Last Monday, Student Labor Action Coalition representatives criticized the University of Wisconsin and Chancellor David Ward for the ongoing law suit with Adidas. The pro-labor student organization has found fault with the chancellor for not doing everything in his power, even if it’s foolish, to support workers’ rights. What a surprise.
The representatives made a point of exhibiting their ability to make rhetorical use of legal words, including terms like “toxic contract” and “illegal and morally abhorrent.” What they didn’t demonstrate, however, is that they actually took the time to learn about the situation.
A correspondence between UW’s legal counsel and the law firm representing Adidas lays out the crucial parts of the contract.
SLAC representatives said, “The chancellor disregarded [a recommendation from UW-Madison’s Labor Licensing Policy Committee to put Adidas on notice] and instead entered a mediation period.” They made it sound like Ward flouted the committee, but in reality, he was just trying to prevent the university from being sued. If SLAC had taken the time to read the fine print, they would understand Ward’s intentions because the contract requires that if a dispute arises both parties must enter into mediation.
The rest of the legalese gets fairly complicated, which explains the fact that instead of understanding the problem, SLAC decided that the situation must have been just what they thought it was — because all corporations are evil and the chancellor is always wrong, right? It’s much easier to make a situation fit into your preconceived notions than to keep an open mind, understanding that the true answer might not be the one you want. But hey, at least the SLAC reps would make great objectivists.
Reading through the legalese, one finds that Adidas has no liability. Two key parts of the contract require that first, they don’t knowingly continue business with a subcontractor that violates the law and second, that Adidas must abide by Wisconsin contract law.
I won’t bore you with the details. But looking at the facts, Adidas did not knowingly continue business with PT Kizone. Furthermore, the only way Adidas could possibly be responsible for providing severance pay would be because of a section of Wisconsin contract law that says they would be liable if they had control over the acts of PT Kizone, which they obviously didn’t.
So basically, if you actually took the time to read the relevant documents concerning the whole Adidas-UW situation, you’d realize that Ward is trying to prevent the university from getting sued for wrongly terminating its contract with Adidas. He’s not “stalling” like SLAC accuses, and the lawsuit isn’t “jeopardizing UW’s reputation.” Instead, it is preventing the university from losing money that it certainly would if adidas were to sue over the termination of the contract.

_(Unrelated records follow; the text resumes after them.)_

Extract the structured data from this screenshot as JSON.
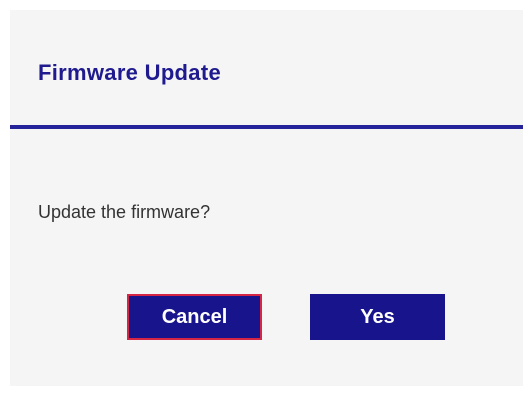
{
  "dialog": {
    "title": "Firmware Update",
    "message": "Update the firmware?",
    "cancel_label": "Cancel",
    "yes_label": "Yes"
  },
  "colors": {
    "accent": "#1f1b8f",
    "button_bg": "#17148c",
    "focus_border": "#d52645",
    "panel_bg": "#f5f5f5"
  }
}
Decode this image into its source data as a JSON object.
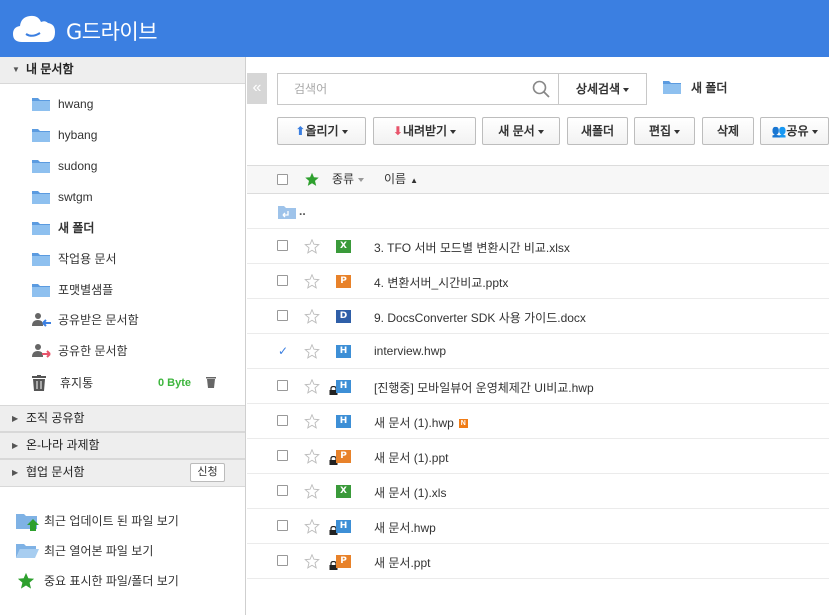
{
  "app": {
    "title": "G드라이브"
  },
  "sidebar": {
    "my_docs": "내 문서함",
    "folders": [
      "hwang",
      "hybang",
      "sudong",
      "swtgm",
      "새 폴더",
      "작업용 문서",
      "포맷별샘플"
    ],
    "shared_received": "공유받은 문서함",
    "shared_sent": "공유한 문서함",
    "trash": "휴지통",
    "trash_size": "0 Byte",
    "org_share": "조직 공유함",
    "onnara": "온-나라 과제함",
    "collab": "협업 문서함",
    "apply": "신청",
    "quick_links": [
      "최근 업데이트 된 파일 보기",
      "최근 열어본 파일 보기",
      "중요 표시한 파일/폴더 보기"
    ]
  },
  "search": {
    "placeholder": "검색어",
    "advanced": "상세검색"
  },
  "current_folder": "새 폴더",
  "toolbar": {
    "upload": "올리기",
    "download": "내려받기",
    "new_doc": "새 문서",
    "new_folder": "새폴더",
    "edit": "편집",
    "delete": "삭제",
    "share": "공유"
  },
  "columns": {
    "type": "종류",
    "name": "이름"
  },
  "parent_dir": "..",
  "files": [
    {
      "name": "3. TFO 서버 모드별 변환시간 비교.xlsx",
      "type": "X",
      "color": "#3a9a3a",
      "locked": false,
      "checked": false,
      "new": false
    },
    {
      "name": "4. 변환서버_시간비교.pptx",
      "type": "P",
      "color": "#e8822a",
      "locked": false,
      "checked": false,
      "new": false
    },
    {
      "name": "9. DocsConverter SDK 사용 가이드.docx",
      "type": "D",
      "color": "#2f5fa8",
      "locked": false,
      "checked": false,
      "new": false
    },
    {
      "name": "interview.hwp",
      "type": "H",
      "color": "#3d8fd6",
      "locked": false,
      "checked": true,
      "new": false
    },
    {
      "name": "[진행중] 모바일뷰어 운영체제간 UI비교.hwp",
      "type": "H",
      "color": "#3d8fd6",
      "locked": true,
      "checked": false,
      "new": false
    },
    {
      "name": "새 문서 (1).hwp",
      "type": "H",
      "color": "#3d8fd6",
      "locked": false,
      "checked": false,
      "new": true,
      "new_badge": "N"
    },
    {
      "name": "새 문서 (1).ppt",
      "type": "P",
      "color": "#e8822a",
      "locked": true,
      "checked": false,
      "new": false
    },
    {
      "name": "새 문서 (1).xls",
      "type": "X",
      "color": "#3a9a3a",
      "locked": false,
      "checked": false,
      "new": false
    },
    {
      "name": "새 문서.hwp",
      "type": "H",
      "color": "#3d8fd6",
      "locked": true,
      "checked": false,
      "new": false
    },
    {
      "name": "새 문서.ppt",
      "type": "P",
      "color": "#e8822a",
      "locked": true,
      "checked": false,
      "new": false
    }
  ],
  "colors": {
    "brand": "#3b7fe1",
    "green": "#3db53d"
  }
}
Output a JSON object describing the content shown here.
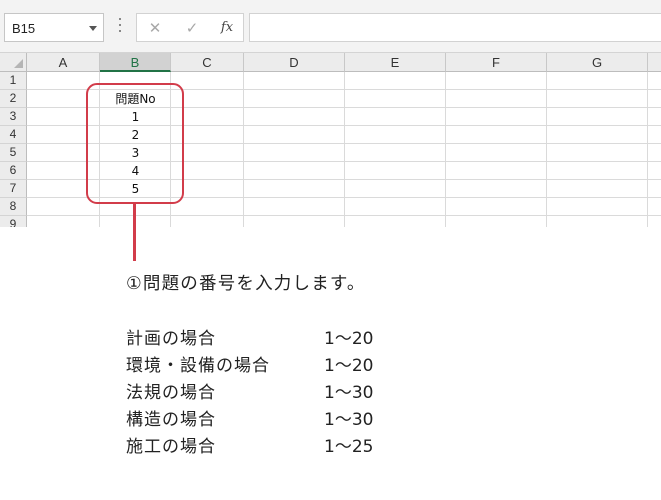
{
  "formula_bar": {
    "name_box": "B15",
    "cancel_icon": "✕",
    "enter_icon": "✓",
    "fx_label": "fx",
    "formula_value": ""
  },
  "sheet": {
    "selected_column": "B",
    "columns": [
      "A",
      "B",
      "C",
      "D",
      "E",
      "F",
      "G"
    ],
    "rows": [
      "1",
      "2",
      "3",
      "4",
      "5",
      "6",
      "7",
      "8",
      "9"
    ],
    "cells": {
      "B2": "問題No",
      "B3": "1",
      "B4": "2",
      "B5": "3",
      "B6": "4",
      "B7": "5"
    }
  },
  "annotation": {
    "accent_color": "#d23c4a",
    "note": "①問題の番号を入力します。",
    "ranges": [
      {
        "label": "計画の場合",
        "value": "1～20"
      },
      {
        "label": "環境・設備の場合",
        "value": "1～20"
      },
      {
        "label": "法規の場合",
        "value": "1～30"
      },
      {
        "label": "構造の場合",
        "value": "1～30"
      },
      {
        "label": "施工の場合",
        "value": "1～25"
      }
    ]
  }
}
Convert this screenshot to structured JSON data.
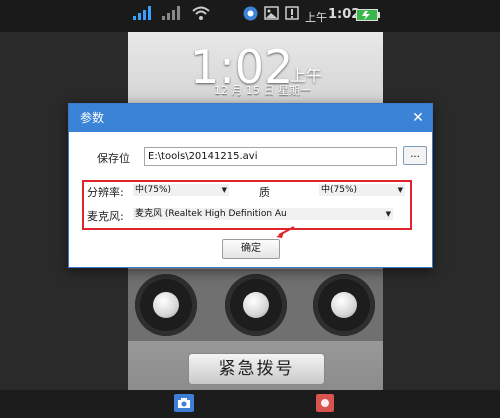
{
  "status_bar": {
    "time": "1:02",
    "ampm": "上午"
  },
  "lockscreen": {
    "clock": "1:02",
    "ampm": "上午",
    "date": "12 月 15 日 星期一",
    "emergency_label": "紧急拨号"
  },
  "dialog": {
    "title": "参数",
    "close_glyph": "✕",
    "save_location_label": "保存位",
    "save_location_value": "E:\\tools\\20141215.avi",
    "browse_label": "...",
    "resolution_label": "分辨率:",
    "resolution_value": "中(75%)",
    "quality_label": "质",
    "quality_value": "中(75%)",
    "microphone_label": "麦克风:",
    "microphone_value": "麦克风 (Realtek High Definition Au",
    "ok_label": "确定"
  },
  "colors": {
    "accent": "#3a83d6",
    "highlight_box": "#e0242b"
  },
  "icons": [
    "signal-icon",
    "no-signal-icon",
    "wifi-icon",
    "app-icon",
    "photo-icon",
    "battery-icon",
    "camera-icon",
    "record-icon"
  ]
}
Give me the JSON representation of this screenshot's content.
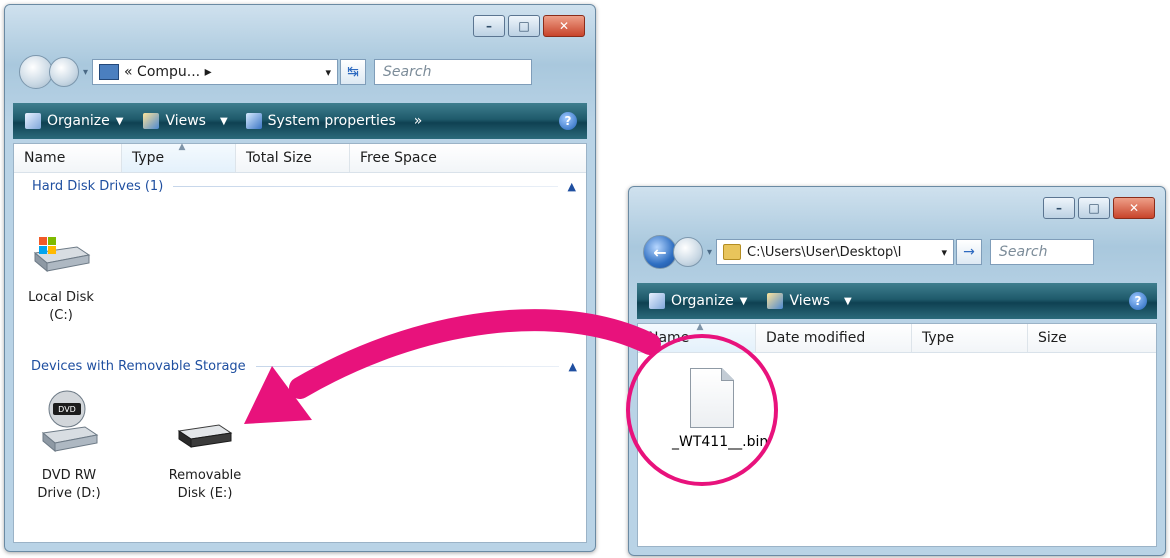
{
  "left_window": {
    "address_text": "« Compu... ▸",
    "search_placeholder": "Search",
    "toolbar": {
      "organize": "Organize",
      "views": "Views",
      "system_properties": "System properties",
      "more": "»",
      "help": "?"
    },
    "columns": [
      "Name",
      "Type",
      "Total Size",
      "Free Space"
    ],
    "groups": [
      {
        "label": "Hard Disk Drives (1)",
        "items": [
          {
            "label": "Local Disk (C:)",
            "icon": "hard-drive-icon"
          }
        ]
      },
      {
        "label": "Devices with Removable Storage",
        "items": [
          {
            "label": "DVD RW Drive (D:)",
            "icon": "dvd-drive-icon"
          },
          {
            "label": "Removable Disk (E:)",
            "icon": "removable-disk-icon"
          }
        ]
      }
    ]
  },
  "right_window": {
    "address_text": "C:\\Users\\User\\Desktop\\I",
    "search_placeholder": "Search",
    "toolbar": {
      "organize": "Organize",
      "views": "Views",
      "help": "?"
    },
    "columns": [
      "Name",
      "Date modified",
      "Type",
      "Size"
    ],
    "file": {
      "label": "_WT411__.bin",
      "icon": "file-icon"
    }
  },
  "colors": {
    "arrow": "#e8127c",
    "circle": "#e8127c",
    "toolbar": "#1f5a6b",
    "group_text": "#1f4fa0"
  }
}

And then of course there’s the other reason UW shouldn’t just cut and run from Adidas: if we did, we wouldn’t have any leverage to get those factory workers their pay. Why the hell would Adidas want to pay them if the university wasn’t putting pressure on them anymore?
Yes, those workers most certainly deserve severance pay. But that doesn’t justify blaming the closest entity you can get your hands on. PT Kizone is the one at fault, not Adidas and not Ward.
But hey, I guess it’s easier to whine than actually do your homework on an issue. And some Madisonites still wonder why Madison is viewed as a place where liberal culture prevents issues from being fully hashed out…
Reginald Young ([email protected]) is a senior majoring in legal studies and Scandinavian studies.